*** Opening of Excerpted records ***

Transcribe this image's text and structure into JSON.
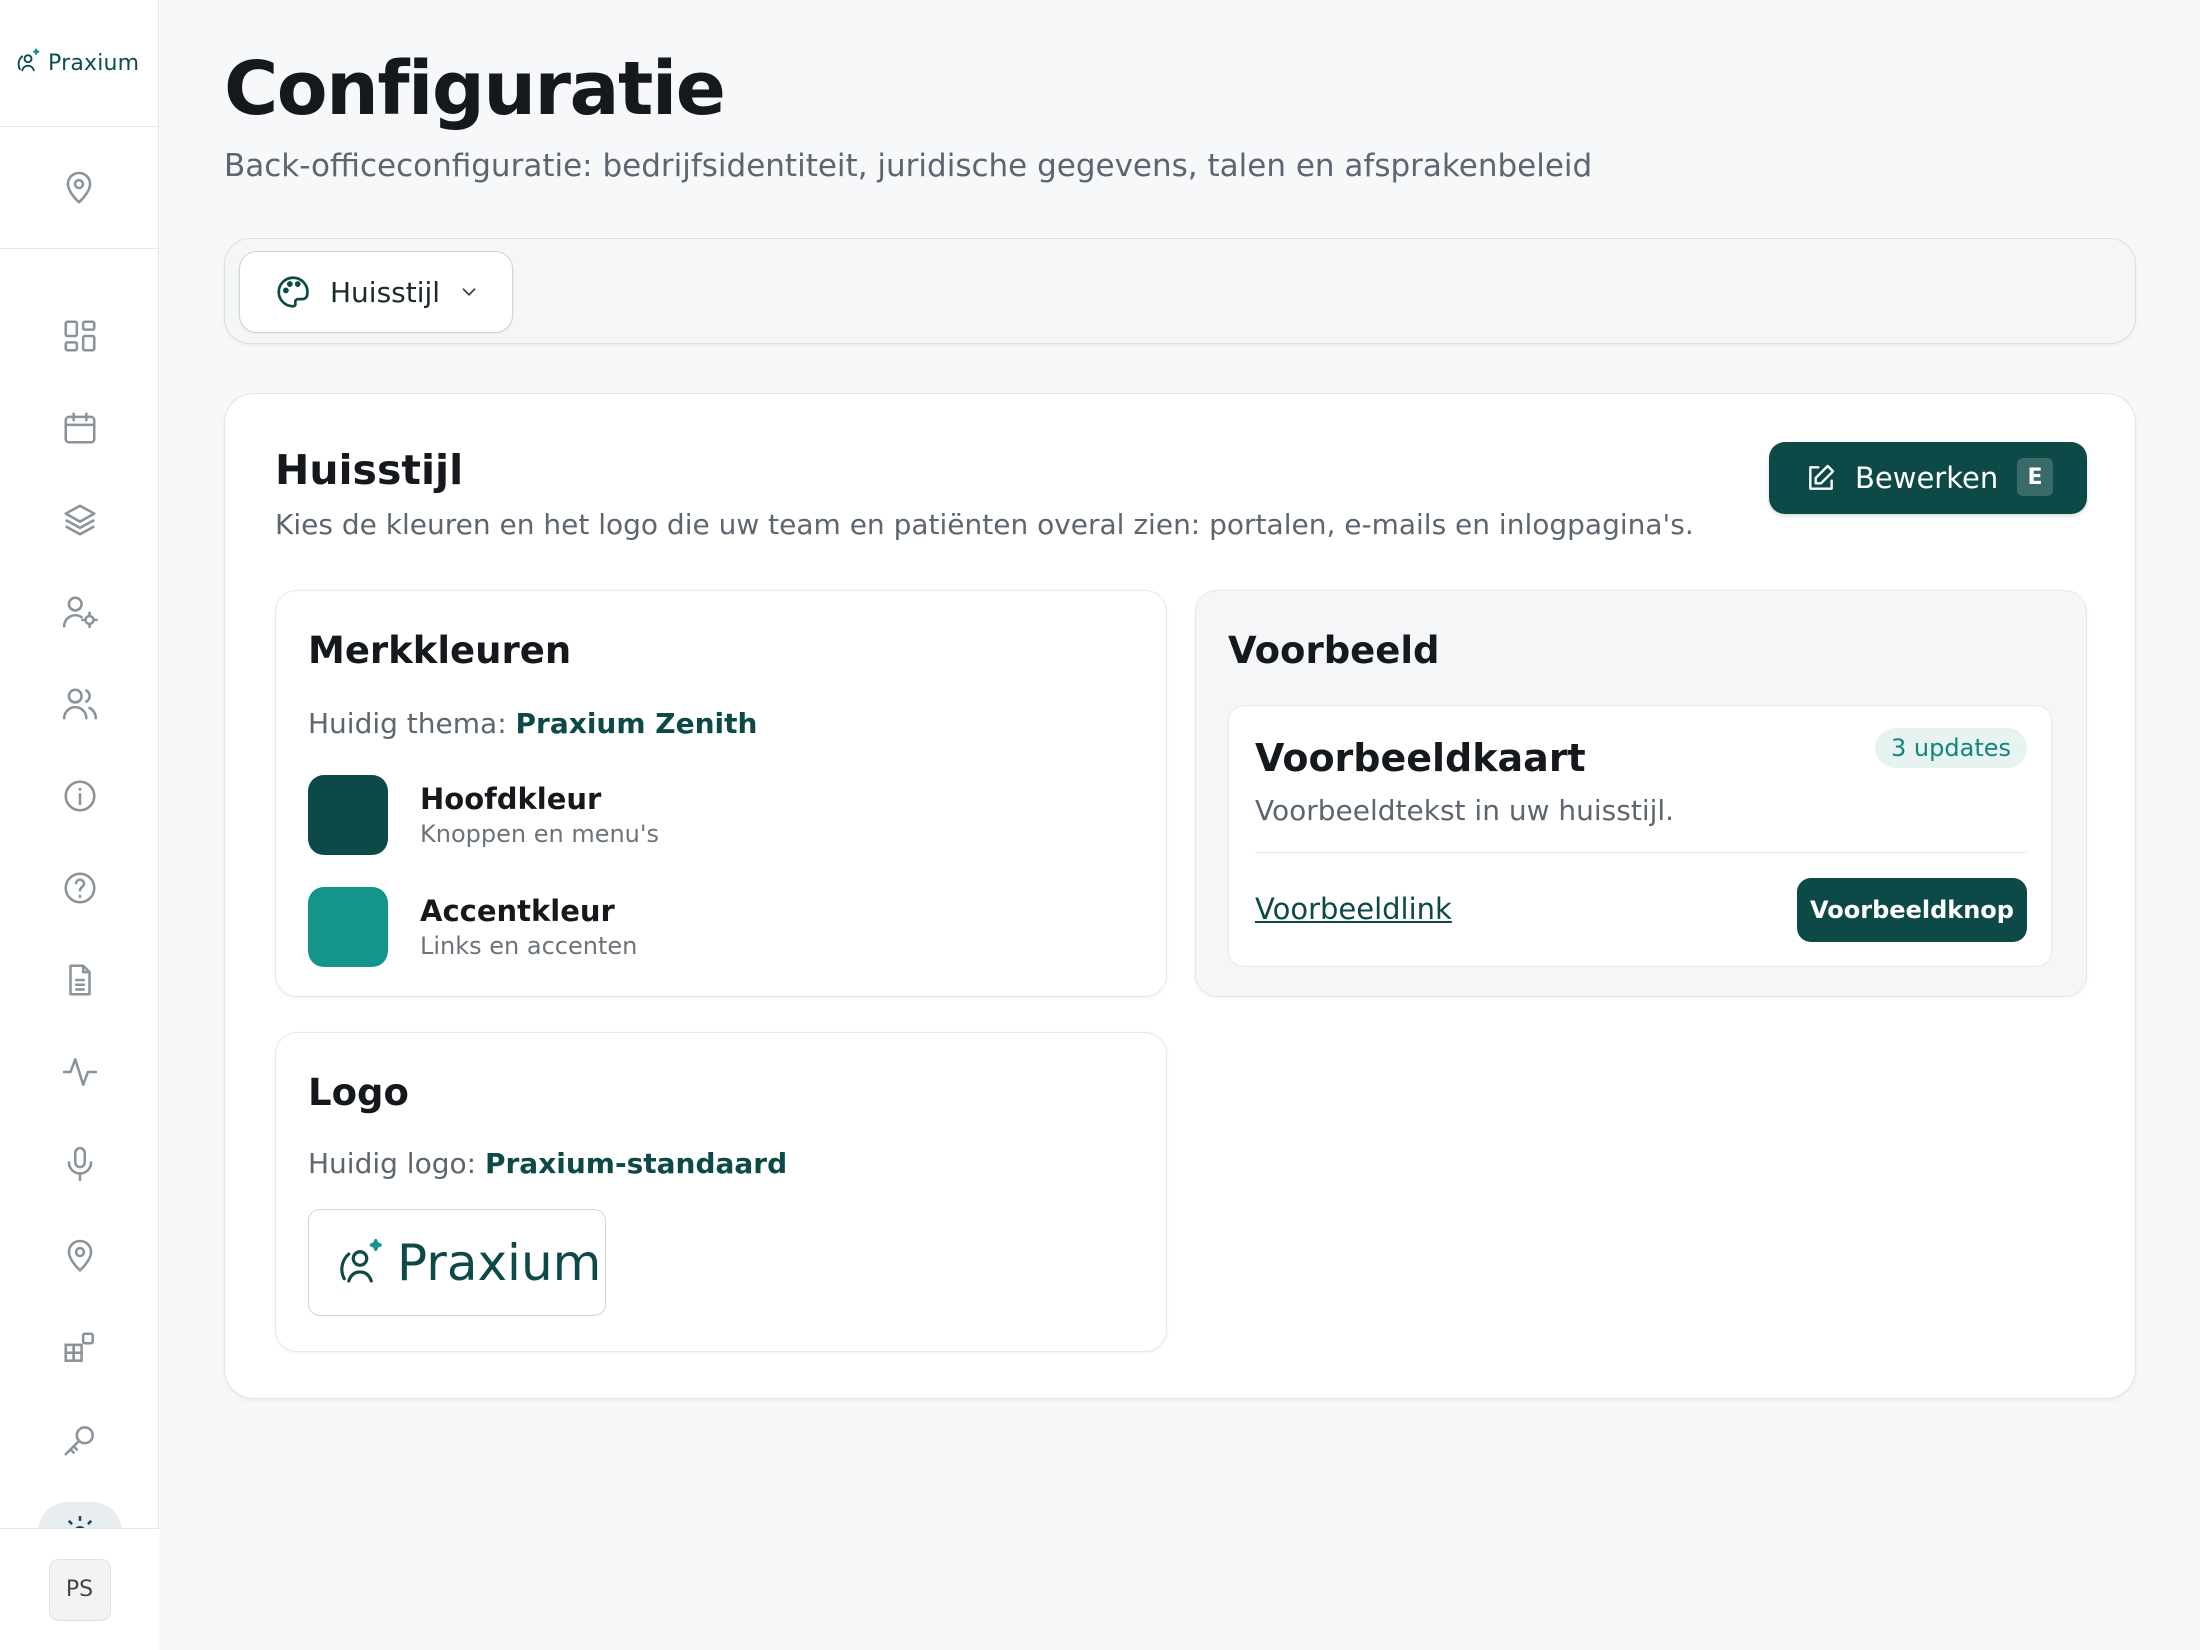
{
  "app": {
    "name": "Praxium"
  },
  "sidebar": {
    "items": [
      {
        "icon": "dashboard-icon"
      },
      {
        "icon": "calendar-icon"
      },
      {
        "icon": "layers-icon"
      },
      {
        "icon": "user-settings-icon"
      },
      {
        "icon": "users-icon"
      },
      {
        "icon": "info-icon"
      },
      {
        "icon": "help-icon"
      },
      {
        "icon": "document-icon"
      },
      {
        "icon": "activity-icon"
      },
      {
        "icon": "microphone-icon"
      },
      {
        "icon": "location-icon"
      },
      {
        "icon": "integrations-icon"
      },
      {
        "icon": "key-icon"
      },
      {
        "icon": "settings-icon",
        "active": true
      }
    ],
    "user_initials": "PS"
  },
  "header": {
    "title": "Configuratie",
    "subtitle": "Back-officeconfiguratie: bedrijfsidentiteit, juridische gegevens, talen en afsprakenbeleid"
  },
  "section_select": {
    "selected": "Huisstijl",
    "icon": "palette-icon"
  },
  "card": {
    "title": "Huisstijl",
    "description": "Kies de kleuren en het logo die uw team en patiënten overal zien: portalen, e-mails en inlogpagina's.",
    "edit_label": "Bewerken",
    "edit_shortcut": "E"
  },
  "brand_colors": {
    "title": "Merkkleuren",
    "theme_label": "Huidig thema:",
    "theme_value": "Praxium Zenith",
    "colors": [
      {
        "name": "Hoofdkleur",
        "desc": "Knoppen en menu's",
        "hex": "#0b4a47"
      },
      {
        "name": "Accentkleur",
        "desc": "Links en accenten",
        "hex": "#14948a"
      }
    ]
  },
  "logo": {
    "title": "Logo",
    "current_label": "Huidig logo:",
    "current_value": "Praxium-standaard",
    "preview_text": "Praxium"
  },
  "preview": {
    "title": "Voorbeeld",
    "card_title": "Voorbeeldkaart",
    "card_text": "Voorbeeldtekst in uw huisstijl.",
    "badge": "3 updates",
    "link": "Voorbeeldlink",
    "button": "Voorbeeldknop"
  }
}
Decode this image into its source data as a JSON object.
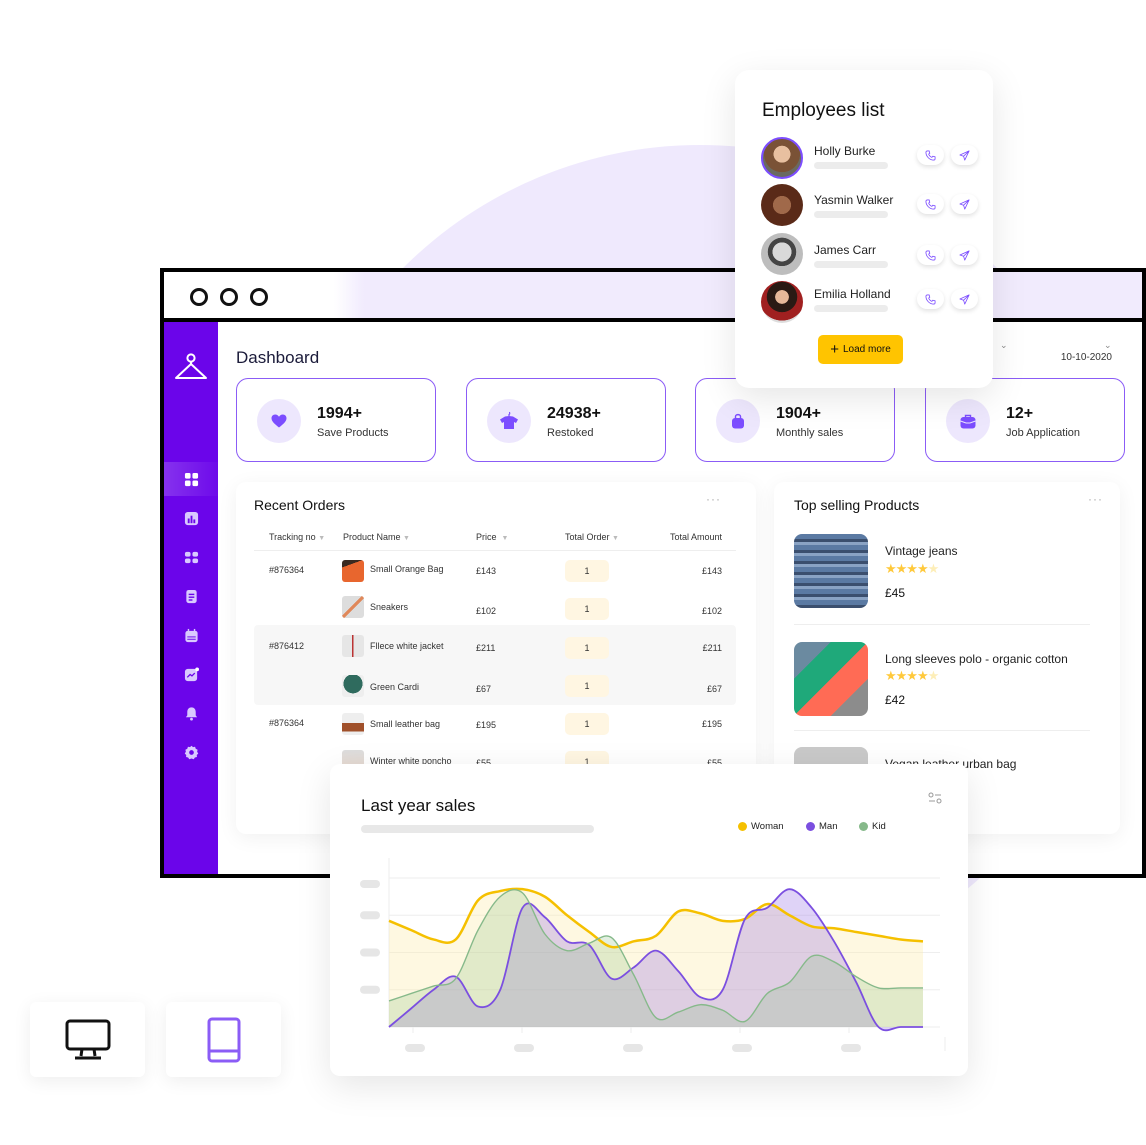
{
  "window": {
    "controls": [
      "dot",
      "dot",
      "dot"
    ]
  },
  "sidebar": {
    "logo": "hanger-icon",
    "items": [
      {
        "icon": "grid-icon",
        "active": true
      },
      {
        "icon": "bar-chart-icon",
        "active": false
      },
      {
        "icon": "apps-icon",
        "active": false
      },
      {
        "icon": "document-icon",
        "active": false
      },
      {
        "icon": "calendar-icon",
        "active": false
      },
      {
        "icon": "trend-icon",
        "active": false
      },
      {
        "icon": "bell-icon",
        "active": false
      },
      {
        "icon": "settings-icon",
        "active": false
      }
    ]
  },
  "header": {
    "title": "Dashboard",
    "date": "10-10-2020"
  },
  "stats": [
    {
      "value": "1994+",
      "label": "Save Products",
      "icon": "heart-icon"
    },
    {
      "value": "24938+",
      "label": "Restoked",
      "icon": "shirt-icon"
    },
    {
      "value": "1904+",
      "label": "Monthly sales",
      "icon": "bag-icon"
    },
    {
      "value": "12+",
      "label": "Job Application",
      "icon": "briefcase-icon"
    }
  ],
  "recent_orders": {
    "title": "Recent Orders",
    "more": "···",
    "columns": [
      "Tracking no",
      "Product Name",
      "Price",
      "Total Order",
      "Total Amount"
    ],
    "rows": [
      {
        "tracking": "#876364",
        "product": "Small Orange Bag",
        "price": "£143",
        "qty": "1",
        "amount": "£143"
      },
      {
        "tracking": "",
        "product": "Sneakers",
        "price": "£102",
        "qty": "1",
        "amount": "£102"
      },
      {
        "tracking": "#876412",
        "product": "Fllece white jacket",
        "price": "£211",
        "qty": "1",
        "amount": "£211"
      },
      {
        "tracking": "",
        "product": "Green Cardi",
        "price": "£67",
        "qty": "1",
        "amount": "£67"
      },
      {
        "tracking": "#876364",
        "product": "Small leather bag",
        "price": "£195",
        "qty": "1",
        "amount": "£195"
      },
      {
        "tracking": "",
        "product": "Winter white poncho",
        "price": "£55",
        "qty": "1",
        "amount": "£55"
      }
    ]
  },
  "top_products": {
    "title": "Top selling Products",
    "more": "···",
    "items": [
      {
        "name": "Vintage jeans",
        "rating": 4,
        "max_rating": 5,
        "price": "£45"
      },
      {
        "name": "Long sleeves polo - organic cotton",
        "rating": 4,
        "max_rating": 5,
        "price": "£42"
      },
      {
        "name": "Vegan leather urban bag"
      }
    ]
  },
  "employees": {
    "title": "Employees list",
    "people": [
      {
        "name": "Holly Burke"
      },
      {
        "name": "Yasmin Walker"
      },
      {
        "name": "James Carr"
      },
      {
        "name": "Emilia Holland"
      }
    ],
    "load_more": "Load more"
  },
  "sales": {
    "title": "Last year sales",
    "legend": [
      {
        "name": "Woman",
        "color": "#f5c000"
      },
      {
        "name": "Man",
        "color": "#7b4fe0"
      },
      {
        "name": "Kid",
        "color": "#86b98a"
      }
    ]
  },
  "chart_data": {
    "type": "area",
    "title": "Last year sales",
    "xlabel": "",
    "ylabel": "",
    "x": [
      0,
      1,
      2,
      3,
      4,
      5,
      6,
      7,
      8,
      9,
      10,
      11,
      12,
      13,
      14,
      15,
      16,
      17,
      18,
      19,
      20,
      21,
      22,
      23,
      24
    ],
    "ylim": [
      0,
      4
    ],
    "grid": true,
    "legend_position": "top-right",
    "series": [
      {
        "name": "Woman",
        "color": "#f5c000",
        "values": [
          2.85,
          2.6,
          2.35,
          2.35,
          3.4,
          3.65,
          3.7,
          3.5,
          3.0,
          2.55,
          2.15,
          2.3,
          2.45,
          3.1,
          3.05,
          2.85,
          2.9,
          3.3,
          3.0,
          2.7,
          2.65,
          2.55,
          2.45,
          2.35,
          2.3
        ]
      },
      {
        "name": "Man",
        "color": "#7b4fe0",
        "values": [
          0.0,
          0.5,
          1.0,
          1.35,
          0.55,
          1.0,
          3.2,
          2.95,
          2.3,
          2.2,
          1.3,
          1.6,
          2.05,
          1.5,
          0.8,
          1.0,
          2.9,
          3.2,
          3.7,
          3.2,
          2.3,
          1.2,
          0.0,
          0.0,
          0.0
        ]
      },
      {
        "name": "Kid",
        "color": "#86b98a",
        "values": [
          0.7,
          0.9,
          1.1,
          1.3,
          2.6,
          3.5,
          3.6,
          2.5,
          2.05,
          2.25,
          2.4,
          1.4,
          0.25,
          0.4,
          0.6,
          0.45,
          0.15,
          0.9,
          1.2,
          1.9,
          1.75,
          1.35,
          1.05,
          1.05,
          1.05
        ]
      }
    ]
  },
  "devices": [
    {
      "icon": "desktop-icon",
      "active": false
    },
    {
      "icon": "tablet-icon",
      "active": true
    }
  ]
}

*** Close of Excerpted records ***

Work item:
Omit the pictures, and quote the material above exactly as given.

Expected answer:
Transcribe this image's text and structure into JSON.
{
  "app": {
    "name": "Praxium"
  },
  "sidebar": {
    "items": [
      {
        "icon": "dashboard-icon"
      },
      {
        "icon": "calendar-icon"
      },
      {
        "icon": "layers-icon"
      },
      {
        "icon": "user-settings-icon"
      },
      {
        "icon": "users-icon"
      },
      {
        "icon": "info-icon"
      },
      {
        "icon": "help-icon"
      },
      {
        "icon": "document-icon"
      },
      {
        "icon": "activity-icon"
      },
      {
        "icon": "microphone-icon"
      },
      {
        "icon": "location-icon"
      },
      {
        "icon": "integrations-icon"
      },
      {
        "icon": "key-icon"
      },
      {
        "icon": "settings-icon",
        "active": true
      }
    ],
    "user_initials": "PS"
  },
  "header": {
    "title": "Configuratie",
    "subtitle": "Back-officeconfiguratie: bedrijfsidentiteit, juridische gegevens, talen en afsprakenbeleid"
  },
  "section_select": {
    "selected": "Huisstijl",
    "icon": "palette-icon"
  },
  "card": {
    "title": "Huisstijl",
    "description": "Kies de kleuren en het logo die uw team en patiënten overal zien: portalen, e-mails en inlogpagina's.",
    "edit_label": "Bewerken",
    "edit_shortcut": "E"
  },
  "brand_colors": {
    "title": "Merkkleuren",
    "theme_label": "Huidig thema:",
    "theme_value": "Praxium Zenith",
    "colors": [
      {
        "name": "Hoofdkleur",
        "desc": "Knoppen en menu's",
        "hex": "#0b4a47"
      },
      {
        "name": "Accentkleur",
        "desc": "Links en accenten",
        "hex": "#14948a"
      }
    ]
  },
  "logo": {
    "title": "Logo",
    "current_label": "Huidig logo:",
    "current_value": "Praxium-standaard",
    "preview_text": "Praxium"
  },
  "preview": {
    "title": "Voorbeeld",
    "card_title": "Voorbeeldkaart",
    "card_text": "Voorbeeldtekst in uw huisstijl.",
    "badge": "3 updates",
    "link": "Voorbeeldlink",
    "button": "Voorbeeldknop"
  }
}
Decode this image into its source data as a JSON object.
{
  "window": {
    "controls": [
      "dot",
      "dot",
      "dot"
    ]
  },
  "sidebar": {
    "logo": "hanger-icon",
    "items": [
      {
        "icon": "grid-icon",
        "active": true
      },
      {
        "icon": "bar-chart-icon",
        "active": false
      },
      {
        "icon": "apps-icon",
        "active": false
      },
      {
        "icon": "document-icon",
        "active": false
      },
      {
        "icon": "calendar-icon",
        "active": false
      },
      {
        "icon": "trend-icon",
        "active": false
      },
      {
        "icon": "bell-icon",
        "active": false
      },
      {
        "icon": "settings-icon",
        "active": false
      }
    ]
  },
  "header": {
    "title": "Dashboard",
    "date": "10-10-2020"
  },
  "stats": [
    {
      "value": "1994+",
      "label": "Save Products",
      "icon": "heart-icon"
    },
    {
      "value": "24938+",
      "label": "Restoked",
      "icon": "shirt-icon"
    },
    {
      "value": "1904+",
      "label": "Monthly sales",
      "icon": "bag-icon"
    },
    {
      "value": "12+",
      "label": "Job Application",
      "icon": "briefcase-icon"
    }
  ],
  "recent_orders": {
    "title": "Recent Orders",
    "more": "···",
    "columns": [
      "Tracking no",
      "Product Name",
      "Price",
      "Total Order",
      "Total Amount"
    ],
    "rows": [
      {
        "tracking": "#876364",
        "product": "Small Orange Bag",
        "price": "£143",
        "qty": "1",
        "amount": "£143"
      },
      {
        "tracking": "",
        "product": "Sneakers",
        "price": "£102",
        "qty": "1",
        "amount": "£102"
      },
      {
        "tracking": "#876412",
        "product": "Fllece white jacket",
        "price": "£211",
        "qty": "1",
        "amount": "£211"
      },
      {
        "tracking": "",
        "product": "Green Cardi",
        "price": "£67",
        "qty": "1",
        "amount": "£67"
      },
      {
        "tracking": "#876364",
        "product": "Small leather bag",
        "price": "£195",
        "qty": "1",
        "amount": "£195"
      },
      {
        "tracking": "",
        "product": "Winter white poncho",
        "price": "£55",
        "qty": "1",
        "amount": "£55"
      }
    ]
  },
  "top_products": {
    "title": "Top selling Products",
    "more": "···",
    "items": [
      {
        "name": "Vintage jeans",
        "rating": 4,
        "max_rating": 5,
        "price": "£45"
      },
      {
        "name": "Long sleeves polo - organic cotton",
        "rating": 4,
        "max_rating": 5,
        "price": "£42"
      },
      {
        "name": "Vegan leather urban bag"
      }
    ]
  },
  "employees": {
    "title": "Employees list",
    "people": [
      {
        "name": "Holly Burke"
      },
      {
        "name": "Yasmin Walker"
      },
      {
        "name": "James Carr"
      },
      {
        "name": "Emilia Holland"
      }
    ],
    "load_more": "Load more"
  },
  "sales": {
    "title": "Last year sales",
    "legend": [
      {
        "name": "Woman",
        "color": "#f5c000"
      },
      {
        "name": "Man",
        "color": "#7b4fe0"
      },
      {
        "name": "Kid",
        "color": "#86b98a"
      }
    ]
  },
  "chart_data": {
    "type": "area",
    "title": "Last year sales",
    "xlabel": "",
    "ylabel": "",
    "x": [
      0,
      1,
      2,
      3,
      4,
      5,
      6,
      7,
      8,
      9,
      10,
      11,
      12,
      13,
      14,
      15,
      16,
      17,
      18,
      19,
      20,
      21,
      22,
      23,
      24
    ],
    "ylim": [
      0,
      4
    ],
    "grid": true,
    "legend_position": "top-right",
    "series": [
      {
        "name": "Woman",
        "color": "#f5c000",
        "values": [
          2.85,
          2.6,
          2.35,
          2.35,
          3.4,
          3.65,
          3.7,
          3.5,
          3.0,
          2.55,
          2.15,
          2.3,
          2.45,
          3.1,
          3.05,
          2.85,
          2.9,
          3.3,
          3.0,
          2.7,
          2.65,
          2.55,
          2.45,
          2.35,
          2.3
        ]
      },
      {
        "name": "Man",
        "color": "#7b4fe0",
        "values": [
          0.0,
          0.5,
          1.0,
          1.35,
          0.55,
          1.0,
          3.2,
          2.95,
          2.3,
          2.2,
          1.3,
          1.6,
          2.05,
          1.5,
          0.8,
          1.0,
          2.9,
          3.2,
          3.7,
          3.2,
          2.3,
          1.2,
          0.0,
          0.0,
          0.0
        ]
      },
      {
        "name": "Kid",
        "color": "#86b98a",
        "values": [
          0.7,
          0.9,
          1.1,
          1.3,
          2.6,
          3.5,
          3.6,
          2.5,
          2.05,
          2.25,
          2.4,
          1.4,
          0.25,
          0.4,
          0.6,
          0.45,
          0.15,
          0.9,
          1.2,
          1.9,
          1.75,
          1.35,
          1.05,
          1.05,
          1.05
        ]
      }
    ]
  },
  "devices": [
    {
      "icon": "desktop-icon",
      "active": false
    },
    {
      "icon": "tablet-icon",
      "active": true
    }
  ]
}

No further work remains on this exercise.